Going to the Mababe port, the entrance to Chobe park, you are surprised to see that the water tanks are protected by bunkers. The elephants are most abundant in this park: is estimated that there are about 50,000 of them during the dry season, and frequently you can see herds of more than 200 heads. Four countries – Botswana, Namibia, Zambia, Zimbabwe- converge here and therefore there is plenty of opportunitiies for adventure beyond their borders. The most sought after tour is of course the Victoria Falls, roaring on the border between Zimbabwe and Zambia.

Victoria Falls, natural spectacle

A huge wall of water 1,700 feet wide drops 60 million liters of water every minute when it comes down from the height of 108 meters. So great are the falls of the river Zambezi. On November 16, 1855 this amazing scenery captivated the British explorer David Livingstone to the point that he decided that something so beautiful and unique had to bear the name of his monarch, Queen Victoria. The same name was given to a resort town situated just one kilometer away from the Victoria Falls.
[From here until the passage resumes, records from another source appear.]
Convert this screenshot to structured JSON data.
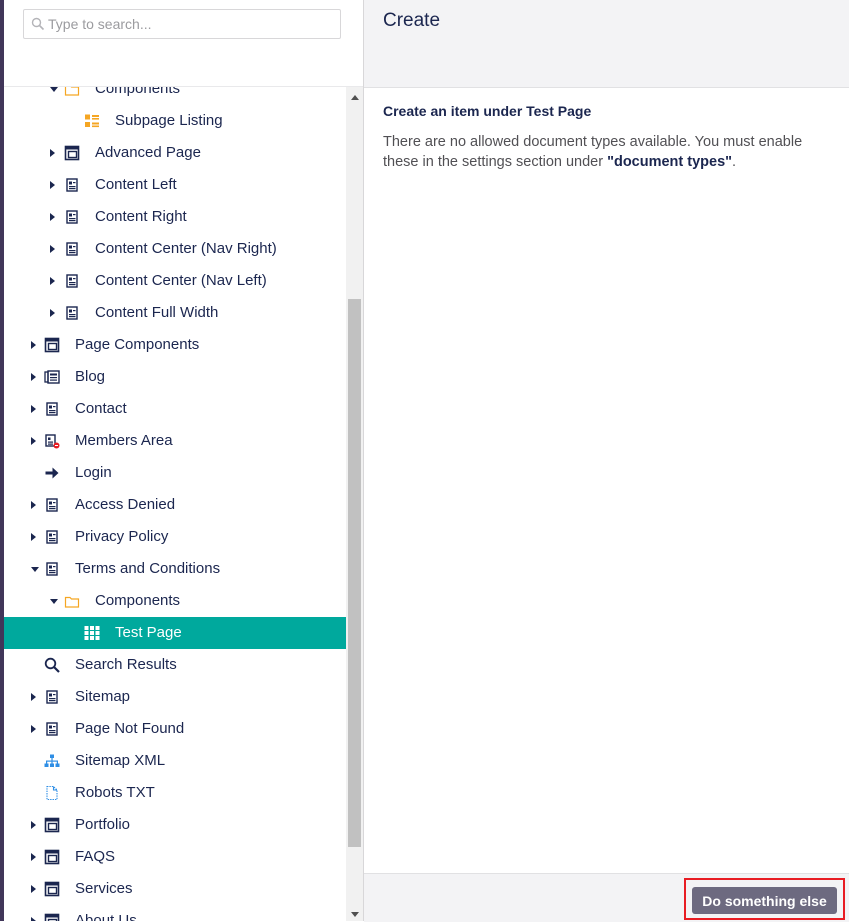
{
  "search": {
    "placeholder": "Type to search..."
  },
  "tree": {
    "items": [
      {
        "label": "Components",
        "level": 1,
        "caret": "expanded",
        "icon": "folder-icon"
      },
      {
        "label": "Subpage Listing",
        "level": 2,
        "caret": "none",
        "icon": "list-icon"
      },
      {
        "label": "Advanced Page",
        "level": 1,
        "caret": "collapsed",
        "icon": "layout-icon"
      },
      {
        "label": "Content Left",
        "level": 1,
        "caret": "collapsed",
        "icon": "document-icon"
      },
      {
        "label": "Content Right",
        "level": 1,
        "caret": "collapsed",
        "icon": "document-icon"
      },
      {
        "label": "Content Center (Nav Right)",
        "level": 1,
        "caret": "collapsed",
        "icon": "document-icon"
      },
      {
        "label": "Content Center (Nav Left)",
        "level": 1,
        "caret": "collapsed",
        "icon": "document-icon"
      },
      {
        "label": "Content Full Width",
        "level": 1,
        "caret": "collapsed",
        "icon": "document-icon"
      },
      {
        "label": "Page Components",
        "level": 0,
        "caret": "collapsed",
        "icon": "layout-icon"
      },
      {
        "label": "Blog",
        "level": 0,
        "caret": "collapsed",
        "icon": "newspaper-icon"
      },
      {
        "label": "Contact",
        "level": 0,
        "caret": "collapsed",
        "icon": "document-icon"
      },
      {
        "label": "Members Area",
        "level": 0,
        "caret": "collapsed",
        "icon": "protected-document-icon"
      },
      {
        "label": "Login",
        "level": 0,
        "caret": "none",
        "icon": "arrow-right-icon"
      },
      {
        "label": "Access Denied",
        "level": 0,
        "caret": "collapsed",
        "icon": "document-icon"
      },
      {
        "label": "Privacy Policy",
        "level": 0,
        "caret": "collapsed",
        "icon": "document-icon"
      },
      {
        "label": "Terms and Conditions",
        "level": 0,
        "caret": "expanded",
        "icon": "document-icon"
      },
      {
        "label": "Components",
        "level": 1,
        "caret": "expanded",
        "icon": "folder-icon"
      },
      {
        "label": "Test Page",
        "level": 2,
        "caret": "none",
        "icon": "grid-icon",
        "selected": true
      },
      {
        "label": "Search Results",
        "level": 0,
        "caret": "none",
        "icon": "search-icon"
      },
      {
        "label": "Sitemap",
        "level": 0,
        "caret": "collapsed",
        "icon": "document-icon"
      },
      {
        "label": "Page Not Found",
        "level": 0,
        "caret": "collapsed",
        "icon": "document-icon"
      },
      {
        "label": "Sitemap XML",
        "level": 0,
        "caret": "none",
        "icon": "sitemap-icon"
      },
      {
        "label": "Robots TXT",
        "level": 0,
        "caret": "none",
        "icon": "file-icon"
      },
      {
        "label": "Portfolio",
        "level": 0,
        "caret": "collapsed",
        "icon": "layout-icon"
      },
      {
        "label": "FAQS",
        "level": 0,
        "caret": "collapsed",
        "icon": "layout-icon"
      },
      {
        "label": "Services",
        "level": 0,
        "caret": "collapsed",
        "icon": "layout-icon"
      },
      {
        "label": "About Us",
        "level": 0,
        "caret": "collapsed",
        "icon": "layout-icon"
      }
    ]
  },
  "panel": {
    "title": "Create",
    "heading": "Create an item under Test Page",
    "message_prefix": "There are no allowed document types available. You must enable these in the settings section under ",
    "message_strong": "\"document types\"",
    "message_suffix": "."
  },
  "footer": {
    "action_label": "Do something else"
  },
  "colors": {
    "selected_bg": "#00a99d",
    "text": "#1b264f",
    "accent_orange": "#f5a623",
    "accent_blue": "#2e8ee5",
    "button_bg": "#6d6a80",
    "highlight": "#e81c23",
    "rail": "#413659"
  }
}
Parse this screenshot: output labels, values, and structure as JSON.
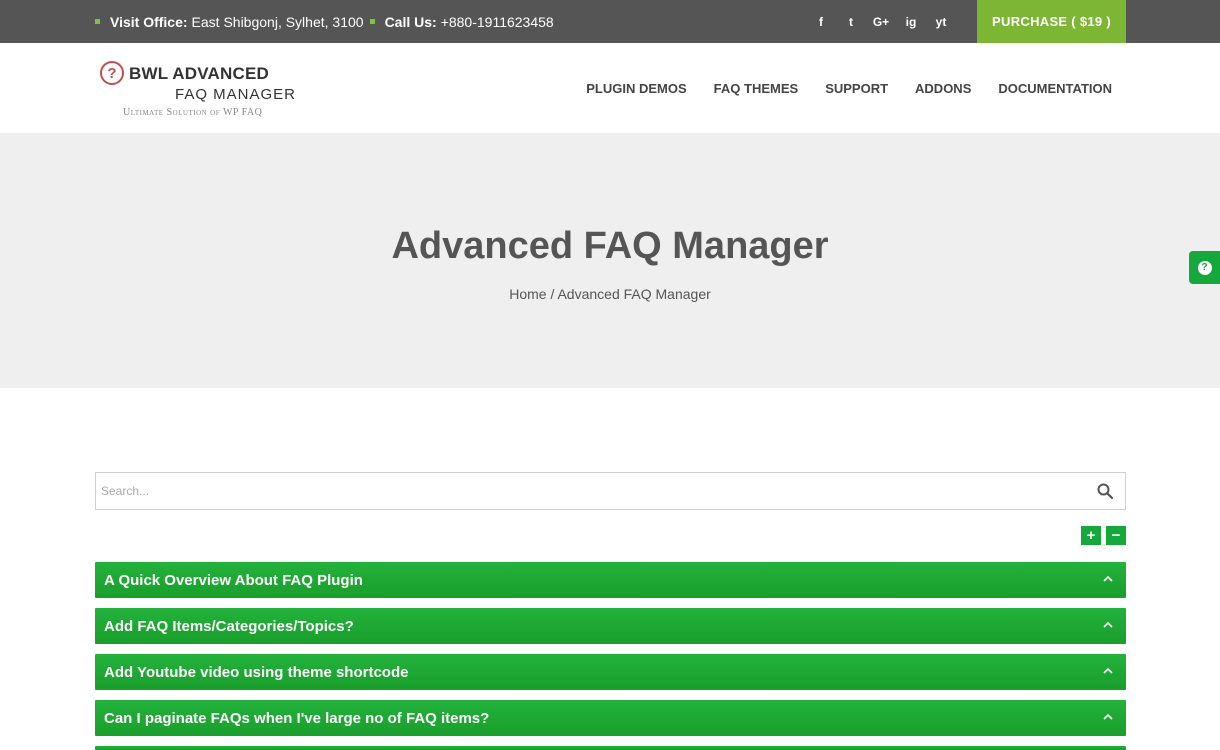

A rainbow spans the column of vapor that rises 400 meters from the base of the waterfall, Mosi-oa-Tunya for natives.

A rainbow spans the column of vapor that rises 400 meters from the base of the waterfall, Mosi-oa-Tunya for natives.

Victoria Falls

Victoria Falls

Mosi-oa-Tunya National Park in Zambia is an UNESCO World Heritage site along is twinned to the Victoria Falls National Park in Zimbabwe.

Mosi-oa-Tunya National Park in Zambia is an UNESCO World Heritage site along is twinned to the Victoria Falls National Park in Zimbabwe.